When Schoolcraft Middle School Robotics Club advisor Dr. Donya Dobbin realized the team’s robot would need to be programmed using JAVA, a skill no one affiliated with the club had, she knew just where to turn. Dobbin jotted off an email to Dr. Steve Carr, chair of Western Michigan University’s computer science program, asking if a College of Engineering and Applied Sciences student might be willing to mentor her students.
Jonathan Sanford, a computer science student who will graduate in December 2019, stepped forward. Dobbin says Sanford’s volunteer efforts saved the team’s robotics season.
“Jonathan's involvement was vital,” Dobbin says. “Without him, we may not have been able to compete at all. The robot needed to be programmed using JAVA and I had no other mentor that had that knowledge.”
Sanford says this was a new experience for him and he got involved because it sounded like a fun extracurricular activity. Though busy with his own coursework, he traveled to Schoolcraft twice a week for two months to be at all the team’s practices. Sanford was with the team from the beginning as they dissected the game and developed a strategy through to the end of a successful season.
The successful season included competing in two FIRST Robotics competitions, one in Constantine, the other in Coloma. “The team made the elimination rounds in both events for the first time in the history of the club,” Dobbins says.
While at the competitions, Sanford assisted by tweaking the program code, so the robot would do whatever the team needed it to do. “None of the students had been introduced to programming,” he says. “I had to break it down and explain to the students.
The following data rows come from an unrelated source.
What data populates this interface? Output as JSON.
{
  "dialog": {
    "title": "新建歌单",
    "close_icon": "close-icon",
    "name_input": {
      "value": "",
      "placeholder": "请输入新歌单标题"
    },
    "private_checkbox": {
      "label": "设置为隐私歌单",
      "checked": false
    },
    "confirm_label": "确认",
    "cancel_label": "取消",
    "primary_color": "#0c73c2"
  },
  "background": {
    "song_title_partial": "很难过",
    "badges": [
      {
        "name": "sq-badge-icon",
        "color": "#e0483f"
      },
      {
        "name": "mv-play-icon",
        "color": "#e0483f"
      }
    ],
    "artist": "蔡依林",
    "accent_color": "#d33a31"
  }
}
Students would tell me what the robot should be doing, and I would show them how to program it for that function.”
Now that Sanford has experience with the “fun and stressful” robotics competitions, he plans to be back helping the Schoolcraft team again next year. Helping to guide the team to a successful season was satisfying but most of all Sanford enjoyed working with the students. “I loved seeing the excitement on students’ faces and their reactions when the robot was doing something it wasn’t supposed to be doing,” he says.